> [DATA EXTRACTS]

BEGIN

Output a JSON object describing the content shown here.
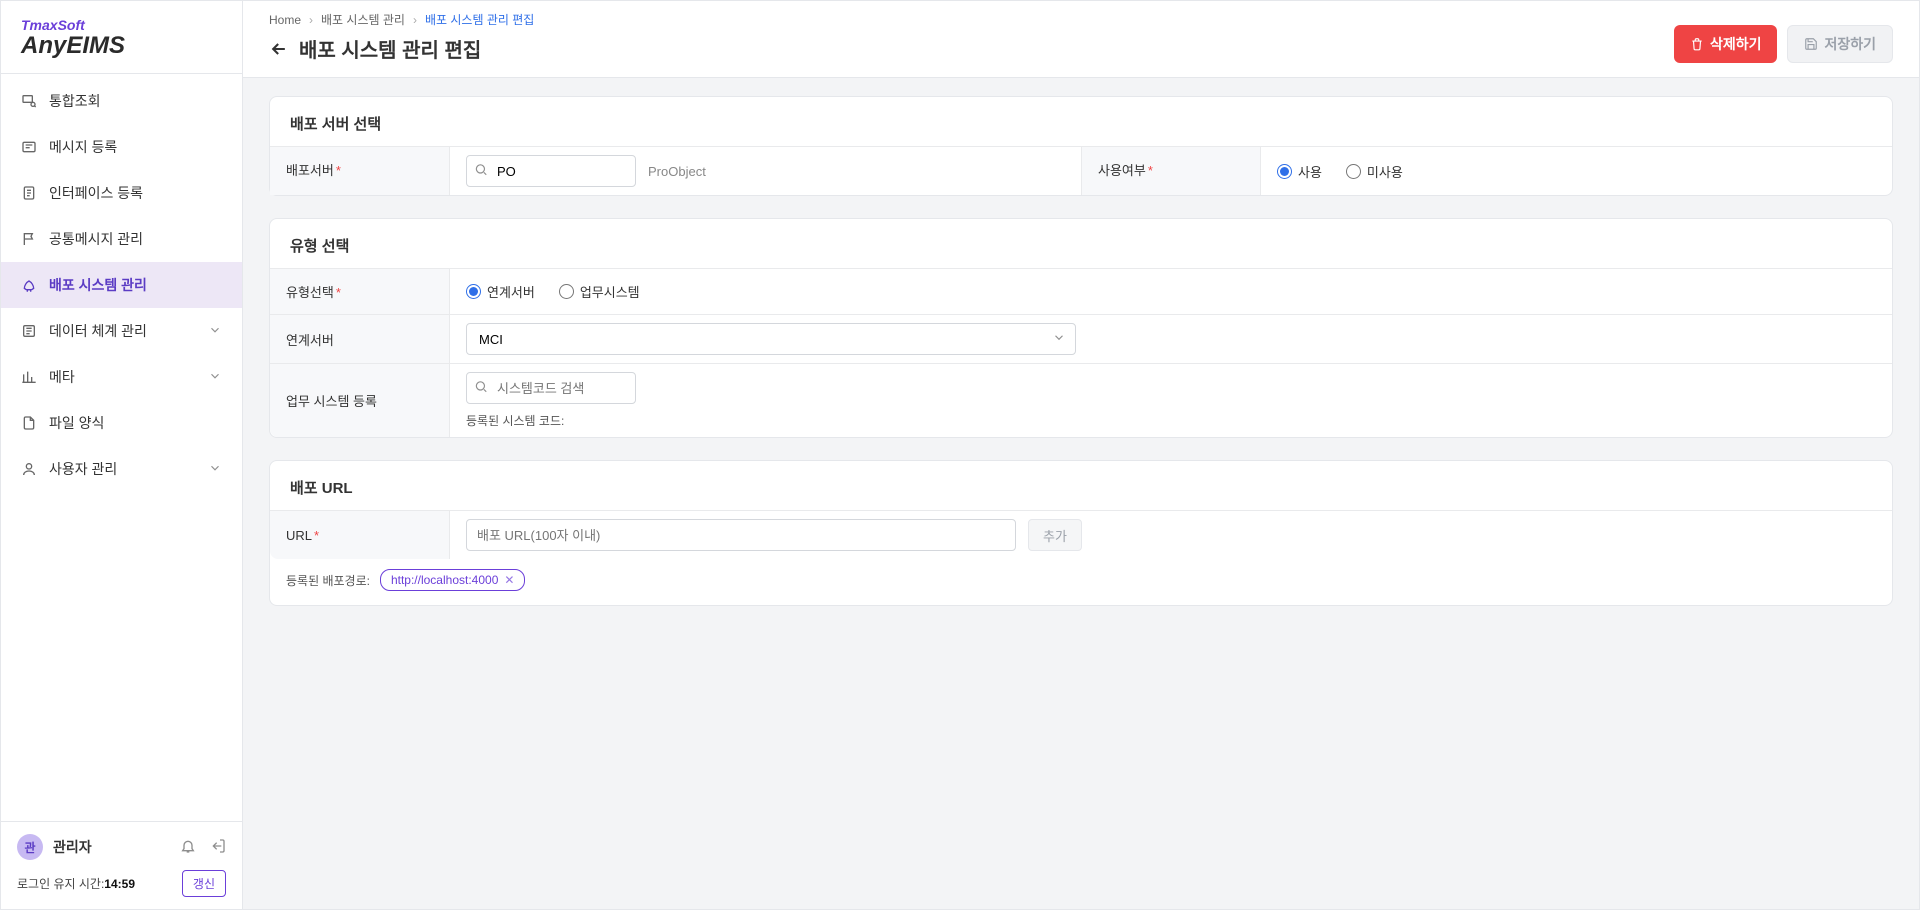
{
  "logo": {
    "brand": "TmaxSoft",
    "product": "AnyEIMS"
  },
  "nav": [
    {
      "label": "통합조회",
      "expandable": false
    },
    {
      "label": "메시지 등록",
      "expandable": false
    },
    {
      "label": "인터페이스 등록",
      "expandable": false
    },
    {
      "label": "공통메시지 관리",
      "expandable": false
    },
    {
      "label": "배포 시스템 관리",
      "expandable": false,
      "active": true
    },
    {
      "label": "데이터 체계 관리",
      "expandable": true
    },
    {
      "label": "메타",
      "expandable": true
    },
    {
      "label": "파일 양식",
      "expandable": false
    },
    {
      "label": "사용자 관리",
      "expandable": true
    }
  ],
  "user": {
    "avatar_letter": "관",
    "name": "관리자"
  },
  "session": {
    "label": "로그인 유지 시간:",
    "time": "14:59",
    "refresh_label": "갱신"
  },
  "breadcrumb": [
    {
      "label": "Home"
    },
    {
      "label": "배포 시스템 관리"
    },
    {
      "label": "배포 시스템 관리 편집",
      "active": true
    }
  ],
  "page_title": "배포 시스템 관리 편집",
  "actions": {
    "delete": "삭제하기",
    "save": "저장하기"
  },
  "section_server": {
    "title": "배포 서버 선택",
    "server_label": "배포서버",
    "server_value": "PO",
    "server_detail": "ProObject",
    "usage_label": "사용여부",
    "usage_options": {
      "on": "사용",
      "off": "미사용"
    }
  },
  "section_type": {
    "title": "유형 선택",
    "type_label": "유형선택",
    "type_options": {
      "linked": "연계서버",
      "biz": "업무시스템"
    },
    "linked_label": "연계서버",
    "linked_value": "MCI",
    "biz_reg_label": "업무 시스템 등록",
    "biz_search_placeholder": "시스템코드 검색",
    "biz_registered_label": "등록된 시스템 코드:"
  },
  "section_url": {
    "title": "배포 URL",
    "url_label": "URL",
    "url_placeholder": "배포 URL(100자 이내)",
    "add_label": "추가",
    "path_label": "등록된 배포경로:",
    "path_value": "http://localhost:4000"
  }
}
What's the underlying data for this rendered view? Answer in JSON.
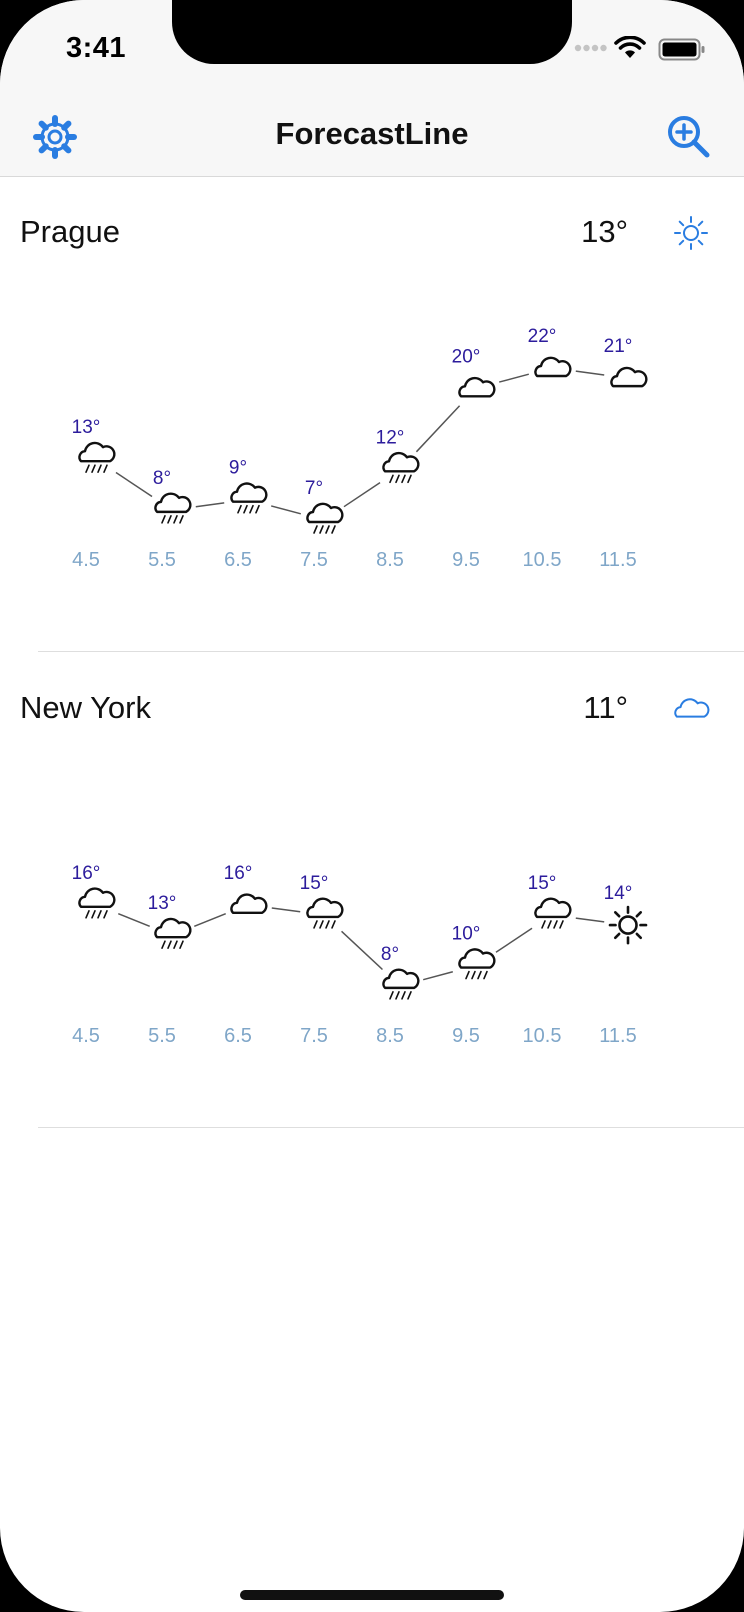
{
  "status": {
    "time": "3:41"
  },
  "navbar": {
    "title": "ForecastLine",
    "settings_icon": "gear-icon",
    "zoom_icon": "zoom-in-icon"
  },
  "colors": {
    "accent": "#2a7de1",
    "temp_label": "#2c1c9c",
    "date_label": "#7fa6c8",
    "line": "#555555"
  },
  "cities": [
    {
      "name": "Prague",
      "current_temp": "13°",
      "current_icon": "sun-icon",
      "forecast": [
        {
          "date": "4.5",
          "temp": 13,
          "icon": "rain"
        },
        {
          "date": "5.5",
          "temp": 8,
          "icon": "rain"
        },
        {
          "date": "6.5",
          "temp": 9,
          "icon": "rain"
        },
        {
          "date": "7.5",
          "temp": 7,
          "icon": "rain"
        },
        {
          "date": "8.5",
          "temp": 12,
          "icon": "rain"
        },
        {
          "date": "9.5",
          "temp": 20,
          "icon": "cloud"
        },
        {
          "date": "10.5",
          "temp": 22,
          "icon": "cloud"
        },
        {
          "date": "11.5",
          "temp": 21,
          "icon": "cloud"
        }
      ]
    },
    {
      "name": "New York",
      "current_temp": "11°",
      "current_icon": "cloud-icon",
      "forecast": [
        {
          "date": "4.5",
          "temp": 16,
          "icon": "rain"
        },
        {
          "date": "5.5",
          "temp": 13,
          "icon": "rain"
        },
        {
          "date": "6.5",
          "temp": 16,
          "icon": "cloud"
        },
        {
          "date": "7.5",
          "temp": 15,
          "icon": "rain"
        },
        {
          "date": "8.5",
          "temp": 8,
          "icon": "rain"
        },
        {
          "date": "9.5",
          "temp": 10,
          "icon": "rain"
        },
        {
          "date": "10.5",
          "temp": 15,
          "icon": "rain"
        },
        {
          "date": "11.5",
          "temp": 14,
          "icon": "sun"
        }
      ]
    }
  ]
}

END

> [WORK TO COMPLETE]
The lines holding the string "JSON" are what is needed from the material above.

> [SOLUTION TO THE EXERCISE]
Output a JSON object describing the content shown here.
What's the underlying data for this rendered view? Answer in JSON.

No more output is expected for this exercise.